The schematic protocol starts with each matrix type, including sample types that are collected both during active sampling (samples taken from captured live birds and monitored nests) and passive monitoring (samples taken from dead birds and deserted nests) (Fig. 1). These sample types include whole blood, plasma, serum, deserted or addled eggs, feathers, preen oil, regurgitated pellets, prey remains, gastric content and internal tissues. The reader clicks on the sample type of interest and is redirected to the specific protocol for each matrix (e.g. see protocol for blood sampling in Fig. 2), which in turn offers further hyperlinks to additional and more detailed information. Some important general guidelines are also given regarding sampling and ethical permits, personal safety and wildlife health, animal welfare, labelling samples, and essential guidance to avoid contamination and to record basic data (date, location, etc.) in the sampling report. Moreover, new information is provided on the volume/mass of sample needed for contaminant monitoring, the most suitable container type to conserve the sample, and the necessary conditions required for transportation and storage.

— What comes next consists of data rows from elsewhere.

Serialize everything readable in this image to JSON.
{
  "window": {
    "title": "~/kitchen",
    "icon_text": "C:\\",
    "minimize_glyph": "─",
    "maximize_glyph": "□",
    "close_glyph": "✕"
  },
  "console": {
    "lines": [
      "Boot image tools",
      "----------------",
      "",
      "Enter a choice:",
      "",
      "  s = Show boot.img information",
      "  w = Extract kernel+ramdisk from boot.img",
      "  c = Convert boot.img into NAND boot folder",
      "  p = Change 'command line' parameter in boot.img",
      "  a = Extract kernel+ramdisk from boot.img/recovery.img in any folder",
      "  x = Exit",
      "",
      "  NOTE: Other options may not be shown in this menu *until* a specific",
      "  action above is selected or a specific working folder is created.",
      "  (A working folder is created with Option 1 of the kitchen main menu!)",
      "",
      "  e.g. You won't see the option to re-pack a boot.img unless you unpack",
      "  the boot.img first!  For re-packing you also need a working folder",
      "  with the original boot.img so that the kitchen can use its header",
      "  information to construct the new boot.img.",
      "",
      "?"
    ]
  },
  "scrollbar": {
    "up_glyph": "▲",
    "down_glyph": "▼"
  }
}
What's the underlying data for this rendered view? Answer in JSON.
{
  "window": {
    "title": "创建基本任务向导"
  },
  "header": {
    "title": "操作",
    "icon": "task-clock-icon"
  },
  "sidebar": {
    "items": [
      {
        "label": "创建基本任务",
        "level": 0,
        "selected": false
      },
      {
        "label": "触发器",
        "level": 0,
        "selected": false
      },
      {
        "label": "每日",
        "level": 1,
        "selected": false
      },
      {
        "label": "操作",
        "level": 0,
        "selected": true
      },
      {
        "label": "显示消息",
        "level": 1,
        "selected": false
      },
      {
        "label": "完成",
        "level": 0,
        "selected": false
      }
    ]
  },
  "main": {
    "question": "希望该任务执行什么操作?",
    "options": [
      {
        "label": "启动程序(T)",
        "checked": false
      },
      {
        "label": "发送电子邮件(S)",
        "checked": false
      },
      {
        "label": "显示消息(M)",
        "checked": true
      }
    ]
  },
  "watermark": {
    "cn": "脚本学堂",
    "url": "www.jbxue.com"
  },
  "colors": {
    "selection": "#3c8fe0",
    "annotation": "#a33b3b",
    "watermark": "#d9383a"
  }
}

Fig. 1
figure 1

Preview of the main menu of the schematic protocol (full protocol presented as Supplementary Material)

Fig. 2
figure 2

Preview of the schematic protocol for blood sampling (full protocol presented as Supplementary Material)

Different sample matrices provide different information about exposure and effects and not all are suitable for biomonitoring (Espín et al. 2016). Thus, information on the type of contaminants and biomarkers most frequently analysed in the different matrices in live and dead birds is also shown. Photographs and links to web-based videos are also provided to illustrate the proper materials and methods needed for sample collection, taking measurements (such as measuring egg size, eggshell thickness, body fat tissue during necropsy, etc.) and identifying gonads and internal tissues.

We recommend the schematic protocol for use by professionals and volunteers as a standard guide to ensure harmonised sampling methods and appropriate quality of samples collected for contaminant monitoring in raptors. Contaminant issues often occur across national and continental boundaries, and therefore require harmonised methods to study their occurrence, impact and any effect of legal or voluntary mitigation, whether of legacy, current or emerging contaminants.